A resurgent Taliban is unlikely to again host a terrorist organization whose activities could bring down the wrath of the American military. Moreover, anti-American terrorists can operate from anywhere -- not just failed states like Somalia or weak nations like Pakistan and Yemen, but also countries throughout Western Europe.

These days Afghanistan has little to do with U.S. security in any form. If anything, the conflict exacerbates the problem of terrorism by reinforcing the terrorist meme of Washington warring against devout Muslims.

Finally, the war cannot be justified as a form of humanitarian intervention. The conflict is horrid. It will be horrid without the U.S., as fighting likely would continue. But it would be less horrid for America if U.S. personnel no longer were being killed or shooting "an amazing number of people," none of whom had "proven to have been a real threat."

The Obama administration should be withdrawing U.S. troops, not expanding America's force presence in Afghanistan. When considering war, officials should bear in mind the Hippocratic Oath: first do no harm. We are failing to meet that obligation in Afghanistan.
I've added boldface to emphasize points to which I attach importance.


  1. As far as the supply of 'stakeholders' among ISAF members, chasing terrorists in Afghanistan does not seem to excite many French and German voters.

    A classified CIA analysis from March, outlines possible PR-strategies to shore up public support in Germany and France for a continued war in Afghanistan. After the dutch government fell on the issue of dutch troops in Afghanistan last month, the CIA became worried that similar events could happen in the countries that post the third and fourth largest troop contingents to the ISAF-mission.
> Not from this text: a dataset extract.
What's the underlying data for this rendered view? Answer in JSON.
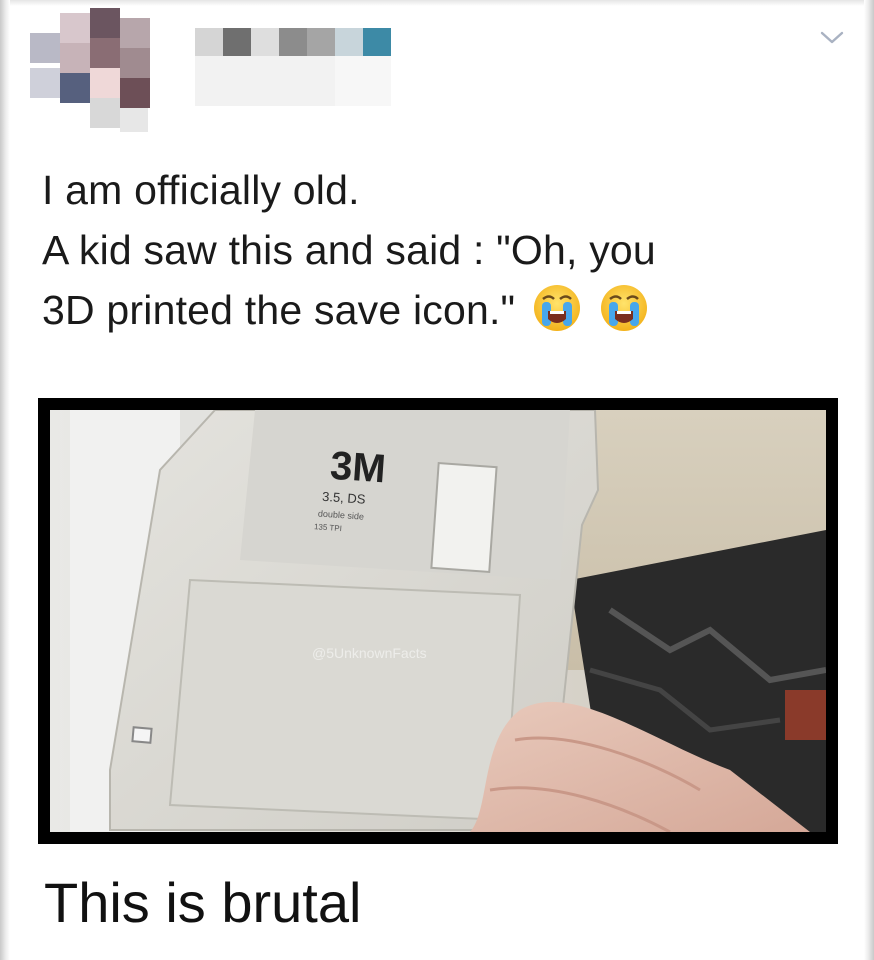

The proposed PR strategies focus on pressure points that have been identified within these countries. For France it is the sympathy of the public for Afghan refugees and women. For Germany it is the fear of the consequences of defeat (drugs, more refugees, terrorism) as well as for Germany's standing in the NATO.

    The memo is an recipe for the targeted manipulation of public opinion in two NATO ally countries, written by the CIA. It is classified as Confidential/No Foreign Nationals.

  2. It's too gd expensive, the primary cost of more American lives... the budgetary considerations expose the 'quagmire' aspect of it all. In light of the Iraq 'collateral murder' incident, getting the eff out of the mid east is topping complaints list of emails to Reps and Senators this week. And those emails and calls make a difference.
    once again... signed, Pollyana.

  3. I think you will approve of the banner at my place Vigil. I am still working on the "how-to" of placing large post images but I am hopeful I made my point.

  4. Let's not forget Mr. Karzai, either. With Friends (fiends) like that, who in the hell even needs the Taliban?

  5. Will that is one of the many, many variables that persuaded me to rethink my position on this conflict.I have had family stationed there for almost a year, and yet I still supported the mission. Once Karzai started (continued) to act up I began to realize this was a fool's mission...

  6. Vig,
    "There is no more benefit for the U.S........Hamid Karzai and his warlord allies rather than to the Taliban and other warlords".

    To me this is key. Ideology/politics/cost/humanitarianism aside, geopolitically it doesn't matter to the US which group is in power.None is going to completely control the countryside, all have ethnic/religious issues with each other.

    Other than a place to possibly run a pipeline there is nothing to concern our national interest there.

    It was effectively a place we housed some disagreeable guests who came back to haunt us. The local mgmt will never let them check in again for many and varied reasons.